Primary care trusts must be prepared to remove contracts from their local hospitals, even if the local trust is dependent on the money, health minister John Hutton said last week.

Speaking at a joint NHS Confederation and Royal College of GPs conference on primary care, Mr Hutton was asked if it was realistic for PCTs to be able to remove contracts from their local providers, even if they were not satisfied with the service provided, as the acute trust might depend on the money.

He said: 'There could be some very difficult decisions that colleagues could have to make, but you can't go on getting services that are not adequate. Should you be prepared to make those changes? Yes, you should.'

However, although he made clear that PCTs had to seize the agenda, he also said there are serious problems in general practice, adding: 'The primary care workforce is probably our greatest challenge.'

Dr Colin Hunter, national coordinator for primary care at NHS education for Scotland, said the new GP contract would probably have a big impact on workforce issues, particularly skill-mix:

'In 1990 [when the GP contract last changed] the number of practice nurses increased four-fold, and I think it will happen again.'

Dr Hunter said one of the important elements of the current negotiations on the new GP contract was ensuring there were adequate IT systems in place for GPs to be able to provide all the clinical data that will be required of them under the new contract.

South Yorkshire strategic health authority chief executive Mike Farrar, who is leading the negotiations for the confederation, said he hoped there would be an announcement on IT as part of the primary care funding allocations due shortly.

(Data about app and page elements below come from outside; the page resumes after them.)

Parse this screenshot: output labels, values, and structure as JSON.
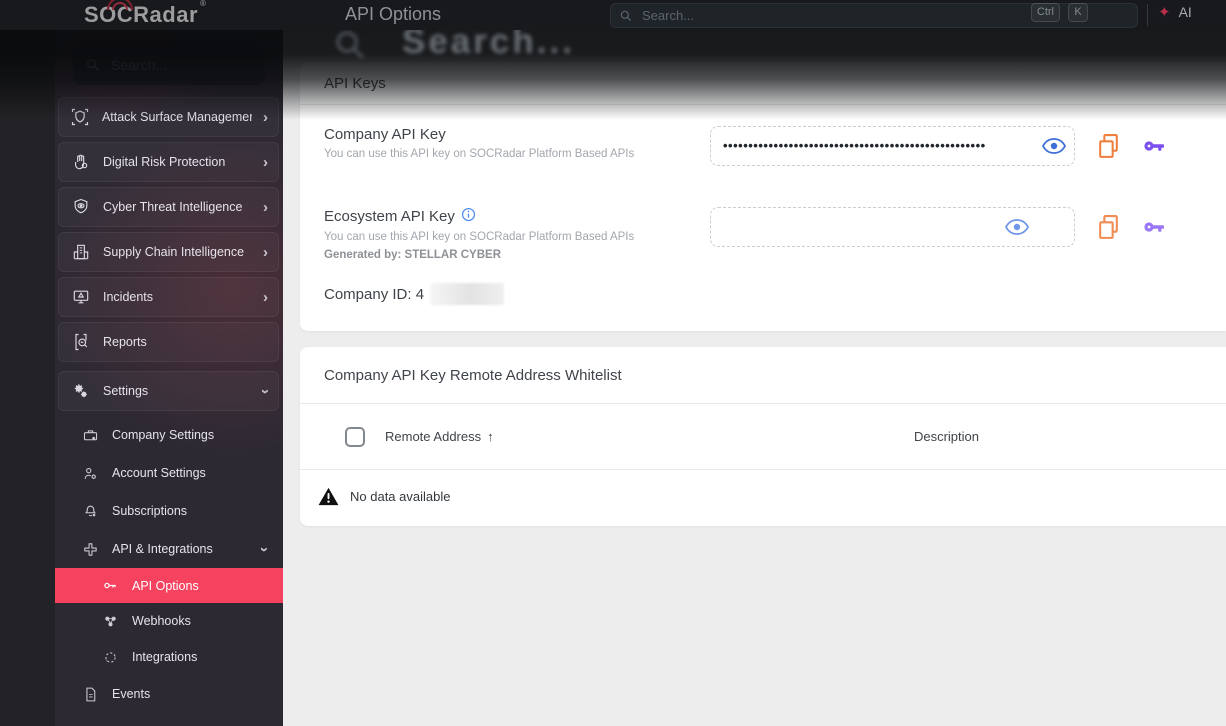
{
  "header": {
    "logo_text": "SOCRadar",
    "logo_reg": "®",
    "page_title": "API Options",
    "search_placeholder": "Search...",
    "shortcut_ctrl": "Ctrl",
    "shortcut_k": "K",
    "ai_label": "AI",
    "ghost_search_text": "Search..."
  },
  "sidebar": {
    "search_placeholder": "Search...",
    "items": [
      {
        "label": "Attack Surface Management",
        "chevron": "›"
      },
      {
        "label": "Digital Risk Protection",
        "chevron": "›"
      },
      {
        "label": "Cyber Threat Intelligence",
        "chevron": "›"
      },
      {
        "label": "Supply Chain Intelligence",
        "chevron": "›"
      },
      {
        "label": "Incidents",
        "chevron": "›"
      },
      {
        "label": "Reports",
        "chevron": ""
      },
      {
        "label": "Settings",
        "chevron": "›"
      },
      {
        "label": "Company Settings"
      },
      {
        "label": "Account Settings"
      },
      {
        "label": "Subscriptions"
      },
      {
        "label": "API & Integrations",
        "chevron": "›"
      },
      {
        "label": "API Options",
        "active": true
      },
      {
        "label": "Webhooks"
      },
      {
        "label": "Integrations"
      },
      {
        "label": "Events"
      }
    ]
  },
  "api_keys_card": {
    "title": "API Keys",
    "company_key": {
      "label": "Company API Key",
      "description": "You can use this API key on SOCRadar Platform Based APIs",
      "masked_value": "••••••••••••••••••••••••••••••••••••••••••••••••••••"
    },
    "ecosystem_key": {
      "label": "Ecosystem API Key",
      "description": "You can use this API key on SOCRadar Platform Based APIs",
      "generated_by": "Generated by: STELLAR CYBER",
      "value": ""
    },
    "company_id_label": "Company ID: 4"
  },
  "whitelist_card": {
    "title": "Company API Key Remote Address Whitelist",
    "columns": [
      "Remote Address",
      "Description"
    ],
    "sort_arrow": "↑",
    "empty_text": "No data available"
  },
  "colors": {
    "accent_pink": "#f4425f",
    "icon_orange": "#ee7f3e",
    "icon_purple": "#7b4ff2",
    "icon_purple_light": "#9b77f6",
    "icon_blue": "#4a78d8",
    "info_blue": "#4c8bf5"
  }
}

NHS Confederation chief executive Gill Morgan called on the government to allow the service time to sort out the problems resulting from decades of under-investment.